- [PROVIDED RECORDS]
* * *

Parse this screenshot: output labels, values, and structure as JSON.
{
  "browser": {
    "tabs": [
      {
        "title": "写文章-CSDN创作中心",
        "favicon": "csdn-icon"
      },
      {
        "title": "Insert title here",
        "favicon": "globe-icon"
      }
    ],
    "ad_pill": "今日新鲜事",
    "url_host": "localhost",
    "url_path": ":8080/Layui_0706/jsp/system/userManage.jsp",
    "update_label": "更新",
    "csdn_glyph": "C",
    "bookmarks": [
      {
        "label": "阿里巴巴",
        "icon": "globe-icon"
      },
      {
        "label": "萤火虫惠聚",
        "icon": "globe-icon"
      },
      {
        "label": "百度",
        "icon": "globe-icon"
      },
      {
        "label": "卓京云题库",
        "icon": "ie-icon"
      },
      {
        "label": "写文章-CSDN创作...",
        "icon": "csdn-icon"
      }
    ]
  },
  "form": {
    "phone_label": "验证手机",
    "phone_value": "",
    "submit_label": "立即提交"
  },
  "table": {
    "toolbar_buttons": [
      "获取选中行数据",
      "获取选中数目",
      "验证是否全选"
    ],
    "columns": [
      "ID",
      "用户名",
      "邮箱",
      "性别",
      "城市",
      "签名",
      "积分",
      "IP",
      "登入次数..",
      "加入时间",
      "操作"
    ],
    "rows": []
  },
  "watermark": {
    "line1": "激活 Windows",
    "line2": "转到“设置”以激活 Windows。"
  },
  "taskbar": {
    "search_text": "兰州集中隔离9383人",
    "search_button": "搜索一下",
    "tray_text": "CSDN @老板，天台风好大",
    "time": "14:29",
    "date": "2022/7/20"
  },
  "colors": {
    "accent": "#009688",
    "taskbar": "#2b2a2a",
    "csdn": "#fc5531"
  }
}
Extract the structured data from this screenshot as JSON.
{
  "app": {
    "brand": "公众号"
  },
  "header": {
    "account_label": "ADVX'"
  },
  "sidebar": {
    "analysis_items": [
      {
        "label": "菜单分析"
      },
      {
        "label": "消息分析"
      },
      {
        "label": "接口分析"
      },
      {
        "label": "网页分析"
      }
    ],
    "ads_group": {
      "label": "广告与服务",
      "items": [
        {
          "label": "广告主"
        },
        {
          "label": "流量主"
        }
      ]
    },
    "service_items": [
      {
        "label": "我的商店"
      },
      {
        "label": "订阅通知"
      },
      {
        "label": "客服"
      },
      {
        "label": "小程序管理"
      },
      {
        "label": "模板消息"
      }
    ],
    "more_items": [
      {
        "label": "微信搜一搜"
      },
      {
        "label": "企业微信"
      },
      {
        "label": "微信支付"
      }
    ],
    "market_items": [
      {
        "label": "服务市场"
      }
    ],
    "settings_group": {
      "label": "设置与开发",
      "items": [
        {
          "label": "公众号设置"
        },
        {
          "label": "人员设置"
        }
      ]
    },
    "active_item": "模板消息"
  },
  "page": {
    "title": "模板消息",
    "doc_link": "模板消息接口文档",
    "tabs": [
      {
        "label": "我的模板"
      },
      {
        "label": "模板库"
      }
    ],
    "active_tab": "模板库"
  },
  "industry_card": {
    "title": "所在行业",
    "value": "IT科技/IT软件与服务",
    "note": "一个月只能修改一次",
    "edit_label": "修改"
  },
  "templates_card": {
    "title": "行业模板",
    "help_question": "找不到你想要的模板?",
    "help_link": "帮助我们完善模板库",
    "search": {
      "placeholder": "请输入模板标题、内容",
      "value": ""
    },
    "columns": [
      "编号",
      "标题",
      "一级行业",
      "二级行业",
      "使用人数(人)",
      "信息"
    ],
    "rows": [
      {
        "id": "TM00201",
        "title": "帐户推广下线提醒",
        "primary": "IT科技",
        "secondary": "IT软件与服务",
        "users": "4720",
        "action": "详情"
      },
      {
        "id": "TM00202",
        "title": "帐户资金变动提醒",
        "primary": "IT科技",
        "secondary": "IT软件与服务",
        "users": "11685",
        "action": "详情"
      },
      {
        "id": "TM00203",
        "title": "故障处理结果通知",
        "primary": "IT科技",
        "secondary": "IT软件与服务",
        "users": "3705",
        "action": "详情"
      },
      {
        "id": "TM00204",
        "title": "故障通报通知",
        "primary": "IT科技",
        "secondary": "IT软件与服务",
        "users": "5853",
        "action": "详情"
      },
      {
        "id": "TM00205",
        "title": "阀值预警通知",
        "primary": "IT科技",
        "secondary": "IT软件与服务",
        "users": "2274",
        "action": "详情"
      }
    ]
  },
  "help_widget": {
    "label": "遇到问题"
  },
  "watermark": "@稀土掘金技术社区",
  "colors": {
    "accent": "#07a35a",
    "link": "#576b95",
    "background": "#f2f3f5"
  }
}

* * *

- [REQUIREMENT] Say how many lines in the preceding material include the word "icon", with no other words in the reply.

- [WRITTEN RESPONSE] 7